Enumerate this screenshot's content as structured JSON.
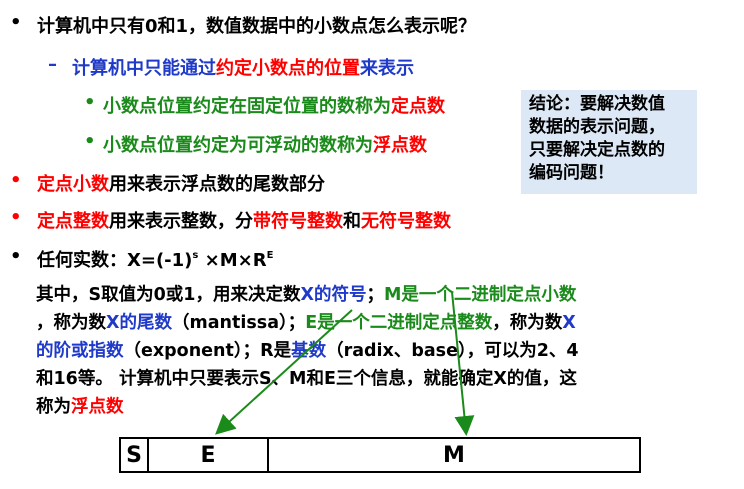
{
  "bullets": {
    "b1": "计算机中只有0和1，数值数据中的小数点怎么表示呢？",
    "b2_prefix": "计算机中只能通过",
    "b2_red": "约定小数点的位置",
    "b2_suffix": "来表示",
    "b3_prefix": "小数点位置约定在固定位置的数称为",
    "b3_red": "定点数",
    "b4_prefix": "小数点位置约定为可浮动的数称为",
    "b4_red": "浮点数",
    "b5_red": "定点小数",
    "b5_suffix": "用来表示浮点数的尾数部分",
    "b6_red": "定点整数",
    "b6_mid": "用来表示整数，分",
    "b6_red2": "带符号整数",
    "b6_and": "和",
    "b6_red3": "无符号整数",
    "b7_prefix": "任何实数：X=(-1)",
    "b7_sup1": "s",
    "b7_mid": " ×M×R",
    "b7_sup2": "E"
  },
  "paragraph": {
    "p1_a": "其中，S取值为0或1，用来决定数",
    "p1_b": "X的符号",
    "p1_c": "；",
    "p1_d": "M是一个二进制定点小数",
    "p2_a": "，称为数",
    "p2_b": "X的尾数",
    "p2_c": "（mantissa）；",
    "p2_d": "E是一个二进制定点整数",
    "p2_e": "，称为数",
    "p2_f": "X",
    "p3_a": "的阶或指数",
    "p3_b": "（exponent）；R是",
    "p3_c": "基数",
    "p3_d": "（radix、base），可以为2、4",
    "p4": "和16等。 计算机中只要表示S、M和E三个信息，就能确定X的值，这",
    "p5_a": "称为",
    "p5_b": "浮点数"
  },
  "callout": {
    "line1": "结论：要解决数值",
    "line2": "数据的表示问题，",
    "line3": "只要解决定点数的",
    "line4": "编码问题！"
  },
  "format": {
    "s": "S",
    "e": "E",
    "m": "M"
  },
  "colors": {
    "blue": "#1f3ac8",
    "red": "#ff0000",
    "green": "#1a8a1a",
    "callout_bg": "#dce8f5"
  }
}
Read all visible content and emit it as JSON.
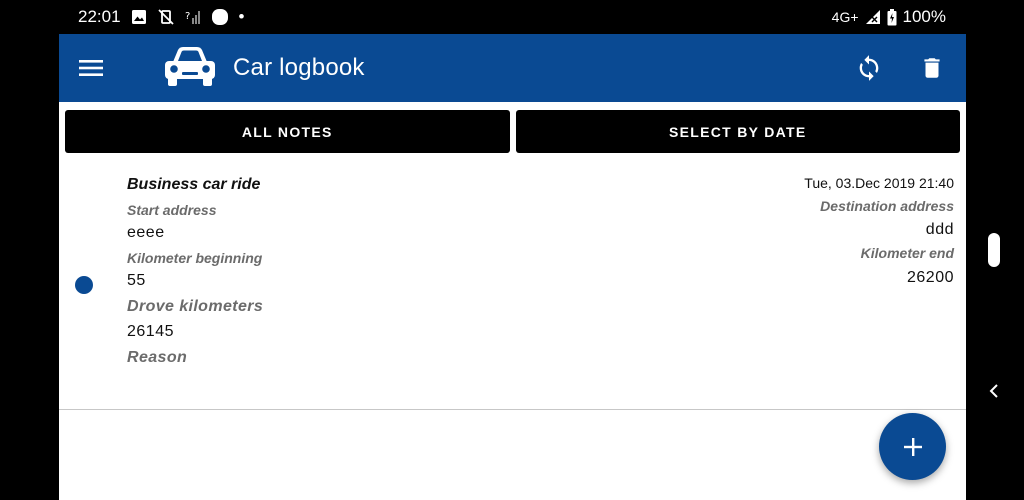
{
  "status_bar": {
    "time": "22:01",
    "network": "4G+",
    "battery_percent": "100%",
    "dot": "•",
    "left_icons": [
      "image-icon",
      "no-vibrate-icon",
      "no-signal-icon",
      "circle-app-icon"
    ],
    "right_icons": [
      "signal-icon",
      "battery-icon"
    ]
  },
  "app_bar": {
    "title": "Car logbook",
    "color": "#0a4a93",
    "icons": [
      "menu-icon",
      "car-icon",
      "sync-icon",
      "delete-icon"
    ]
  },
  "filters": {
    "all_notes": "ALL NOTES",
    "select_by_date": "SELECT BY DATE"
  },
  "entry": {
    "title": "Business car ride",
    "date": "Tue, 03.Dec 2019 21:40",
    "start_address_label": "Start address",
    "start_address": "eeee",
    "destination_address_label": "Destination address",
    "destination_address": "ddd",
    "km_beginning_label": "Kilometer beginning",
    "km_beginning": "55",
    "km_end_label": "Kilometer end",
    "km_end": "26200",
    "drove_km_label": "Drove kilometers",
    "drove_km": "26145",
    "reason_label": "Reason"
  },
  "fab": {
    "icon": "plus-icon"
  },
  "system_nav": {
    "icons": [
      "back-chevron-icon"
    ]
  }
}
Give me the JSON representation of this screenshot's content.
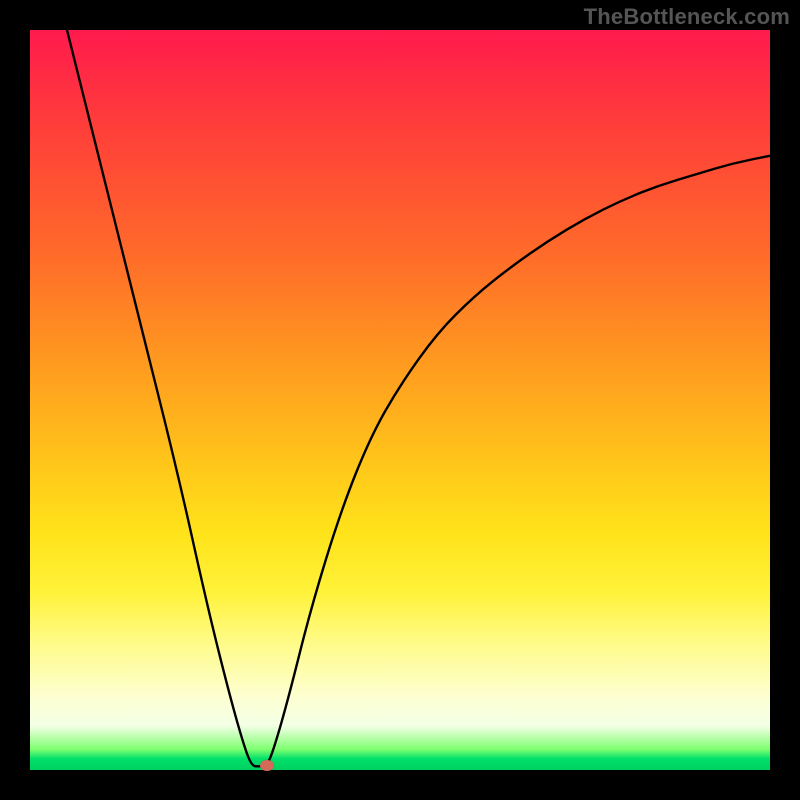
{
  "watermark": "TheBottleneck.com",
  "chart_data": {
    "type": "line",
    "title": "",
    "xlabel": "",
    "ylabel": "",
    "xlim": [
      0,
      100
    ],
    "ylim": [
      0,
      100
    ],
    "grid": false,
    "legend": false,
    "series": [
      {
        "name": "bottleneck-curve",
        "x": [
          5,
          10,
          15,
          20,
          24,
          27,
          29,
          30,
          31,
          32,
          33,
          35,
          38,
          42,
          46,
          50,
          55,
          60,
          65,
          70,
          75,
          80,
          85,
          90,
          95,
          100
        ],
        "y": [
          100,
          80,
          60,
          40,
          22,
          10,
          3,
          0.5,
          0.5,
          0.5,
          3,
          10,
          22,
          35,
          45,
          52,
          59,
          64,
          68,
          71.5,
          74.5,
          77,
          79,
          80.5,
          82,
          83
        ]
      }
    ],
    "annotations": [
      {
        "type": "flat-min",
        "x_range": [
          29.5,
          31.5
        ],
        "y": 0.5
      }
    ],
    "marker": {
      "x": 32,
      "y": 0.5,
      "color": "#d46a5a"
    },
    "background_gradient": {
      "direction": "vertical",
      "stops": [
        {
          "pos": 0,
          "color": "#ff1a4d"
        },
        {
          "pos": 30,
          "color": "#ff6a2a"
        },
        {
          "pos": 58,
          "color": "#ffc41a"
        },
        {
          "pos": 76,
          "color": "#fff23a"
        },
        {
          "pos": 90,
          "color": "#fdffd0"
        },
        {
          "pos": 98,
          "color": "#00e06a"
        },
        {
          "pos": 100,
          "color": "#00d060"
        }
      ]
    }
  }
}
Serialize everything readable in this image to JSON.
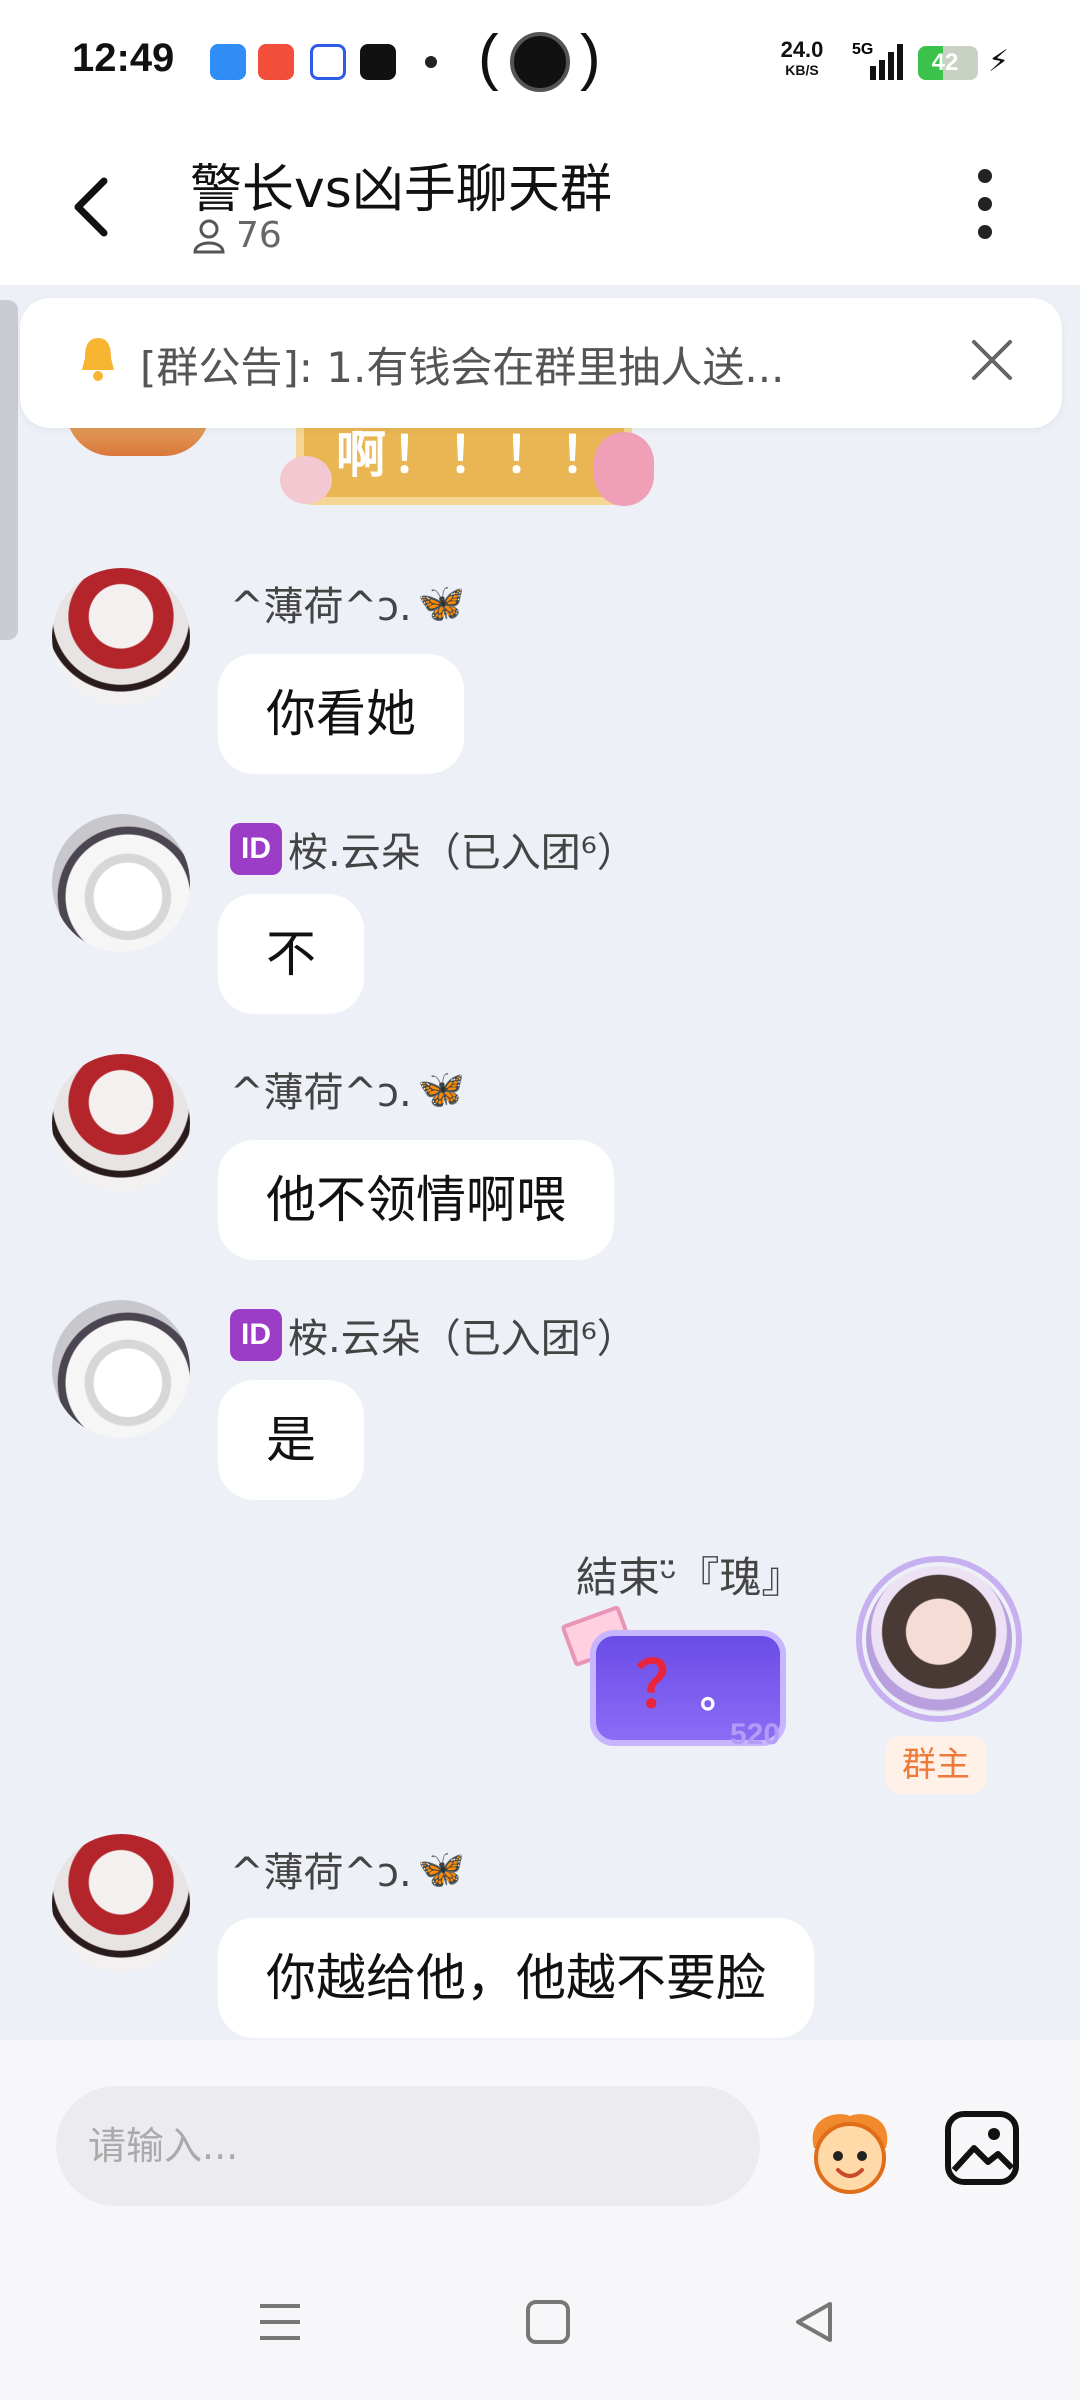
{
  "status_bar": {
    "time": "12:49",
    "net_speed_value": "24.0",
    "net_speed_unit": "KB/S",
    "network_type": "5G",
    "battery_level": "42",
    "battery_fraction": 0.42
  },
  "header": {
    "title": "警长vs凶手聊天群",
    "member_count": "76"
  },
  "announcement": {
    "text": "[群公告]: 1.有钱会在群里抽人送..."
  },
  "partial_sticker": {
    "text": "啊！！！！"
  },
  "messages": [
    {
      "sender": "^薄荷^ↄ.",
      "text": "你看她"
    },
    {
      "sender": "桉.云朵（已入团⁶）",
      "badge": "ID",
      "text": "不"
    },
    {
      "sender": "^薄荷^ↄ.",
      "text": "他不领情啊喂"
    },
    {
      "sender": "桉.云朵（已入团⁶）",
      "badge": "ID",
      "text": "是"
    },
    {
      "sender": "^薄荷^ↄ.",
      "text": "你越给他，他越不要脸"
    }
  ],
  "self_message": {
    "sender": "結束ᵕ̈『瑰』",
    "sticker_text": "？",
    "sticker_suffix": "。",
    "sticker_mark": "520",
    "role_tag": "群主"
  },
  "input": {
    "placeholder": "请输入..."
  },
  "colors": {
    "chat_background": "#eef0f8",
    "accent_owner": "#ee7a3a",
    "badge_purple": "#9b3dc7"
  }
}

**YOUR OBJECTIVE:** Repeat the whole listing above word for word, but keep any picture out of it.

**EXPECTED OUTPUT:**
Enumerate this screenshot's content as structured JSON.
{
  "bullets": {
    "b1": "计算机中只有0和1，数值数据中的小数点怎么表示呢？",
    "b2_prefix": "计算机中只能通过",
    "b2_red": "约定小数点的位置",
    "b2_suffix": "来表示",
    "b3_prefix": "小数点位置约定在固定位置的数称为",
    "b3_red": "定点数",
    "b4_prefix": "小数点位置约定为可浮动的数称为",
    "b4_red": "浮点数",
    "b5_red": "定点小数",
    "b5_suffix": "用来表示浮点数的尾数部分",
    "b6_red": "定点整数",
    "b6_mid": "用来表示整数，分",
    "b6_red2": "带符号整数",
    "b6_and": "和",
    "b6_red3": "无符号整数",
    "b7_prefix": "任何实数：X=(-1)",
    "b7_sup1": "s",
    "b7_mid": " ×M×R",
    "b7_sup2": "E"
  },
  "paragraph": {
    "p1_a": "其中，S取值为0或1，用来决定数",
    "p1_b": "X的符号",
    "p1_c": "；",
    "p1_d": "M是一个二进制定点小数",
    "p2_a": "，称为数",
    "p2_b": "X的尾数",
    "p2_c": "（mantissa）；",
    "p2_d": "E是一个二进制定点整数",
    "p2_e": "，称为数",
    "p2_f": "X",
    "p3_a": "的阶或指数",
    "p3_b": "（exponent）；R是",
    "p3_c": "基数",
    "p3_d": "（radix、base），可以为2、4",
    "p4": "和16等。 计算机中只要表示S、M和E三个信息，就能确定X的值，这",
    "p5_a": "称为",
    "p5_b": "浮点数"
  },
  "callout": {
    "line1": "结论：要解决数值",
    "line2": "数据的表示问题，",
    "line3": "只要解决定点数的",
    "line4": "编码问题！"
  },
  "format": {
    "s": "S",
    "e": "E",
    "m": "M"
  },
  "colors": {
    "blue": "#1f3ac8",
    "red": "#ff0000",
    "green": "#1a8a1a",
    "callout_bg": "#dce8f5"
  }
}
Read all visible content and emit it as JSON.
{
  "status_bar": {
    "time": "22:01",
    "network": "4G+",
    "battery_percent": "100%",
    "dot": "•",
    "left_icons": [
      "image-icon",
      "no-vibrate-icon",
      "no-signal-icon",
      "circle-app-icon"
    ],
    "right_icons": [
      "signal-icon",
      "battery-icon"
    ]
  },
  "app_bar": {
    "title": "Car logbook",
    "color": "#0a4a93",
    "icons": [
      "menu-icon",
      "car-icon",
      "sync-icon",
      "delete-icon"
    ]
  },
  "filters": {
    "all_notes": "ALL NOTES",
    "select_by_date": "SELECT BY DATE"
  },
  "entry": {
    "title": "Business car ride",
    "date": "Tue, 03.Dec 2019 21:40",
    "start_address_label": "Start address",
    "start_address": "eeee",
    "destination_address_label": "Destination address",
    "destination_address": "ddd",
    "km_beginning_label": "Kilometer beginning",
    "km_beginning": "55",
    "km_end_label": "Kilometer end",
    "km_end": "26200",
    "drove_km_label": "Drove kilometers",
    "drove_km": "26145",
    "reason_label": "Reason"
  },
  "fab": {
    "icon": "plus-icon"
  },
  "system_nav": {
    "icons": [
      "back-chevron-icon"
    ]
  }
}
Give me the JSON representation of this screenshot's content.
{
  "watermark": "TheBottleneck.com",
  "chart_data": {
    "type": "line",
    "title": "",
    "xlabel": "",
    "ylabel": "",
    "xlim": [
      0,
      100
    ],
    "ylim": [
      0,
      100
    ],
    "grid": false,
    "legend": false,
    "series": [
      {
        "name": "bottleneck-curve",
        "x": [
          5,
          10,
          15,
          20,
          24,
          27,
          29,
          30,
          31,
          32,
          33,
          35,
          38,
          42,
          46,
          50,
          55,
          60,
          65,
          70,
          75,
          80,
          85,
          90,
          95,
          100
        ],
        "y": [
          100,
          80,
          60,
          40,
          22,
          10,
          3,
          0.5,
          0.5,
          0.5,
          3,
          10,
          22,
          35,
          45,
          52,
          59,
          64,
          68,
          71.5,
          74.5,
          77,
          79,
          80.5,
          82,
          83
        ]
      }
    ],
    "annotations": [
      {
        "type": "flat-min",
        "x_range": [
          29.5,
          31.5
        ],
        "y": 0.5
      }
    ],
    "marker": {
      "x": 32,
      "y": 0.5,
      "color": "#d46a5a"
    },
    "background_gradient": {
      "direction": "vertical",
      "stops": [
        {
          "pos": 0,
          "color": "#ff1a4d"
        },
        {
          "pos": 30,
          "color": "#ff6a2a"
        },
        {
          "pos": 58,
          "color": "#ffc41a"
        },
        {
          "pos": 76,
          "color": "#fff23a"
        },
        {
          "pos": 90,
          "color": "#fdffd0"
        },
        {
          "pos": 98,
          "color": "#00e06a"
        },
        {
          "pos": 100,
          "color": "#00d060"
        }
      ]
    }
  }
}
Serialize everything readable in this image to JSON.
{
  "status_bar": {
    "time": "12:49",
    "net_speed_value": "24.0",
    "net_speed_unit": "KB/S",
    "network_type": "5G",
    "battery_level": "42",
    "battery_fraction": 0.42
  },
  "header": {
    "title": "警长vs凶手聊天群",
    "member_count": "76"
  },
  "announcement": {
    "text": "[群公告]: 1.有钱会在群里抽人送..."
  },
  "partial_sticker": {
    "text": "啊！！！！"
  },
  "messages": [
    {
      "sender": "^薄荷^ↄ.",
      "text": "你看她"
    },
    {
      "sender": "桉.云朵（已入团⁶）",
      "badge": "ID",
      "text": "不"
    },
    {
      "sender": "^薄荷^ↄ.",
      "text": "他不领情啊喂"
    },
    {
      "sender": "桉.云朵（已入团⁶）",
      "badge": "ID",
      "text": "是"
    },
    {
      "sender": "^薄荷^ↄ.",
      "text": "你越给他，他越不要脸"
    }
  ],
  "self_message": {
    "sender": "結束ᵕ̈『瑰』",
    "sticker_text": "？",
    "sticker_suffix": "。",
    "sticker_mark": "520",
    "role_tag": "群主"
  },
  "input": {
    "placeholder": "请输入..."
  },
  "colors": {
    "chat_background": "#eef0f8",
    "accent_owner": "#ee7a3a",
    "badge_purple": "#9b3dc7"
  }
}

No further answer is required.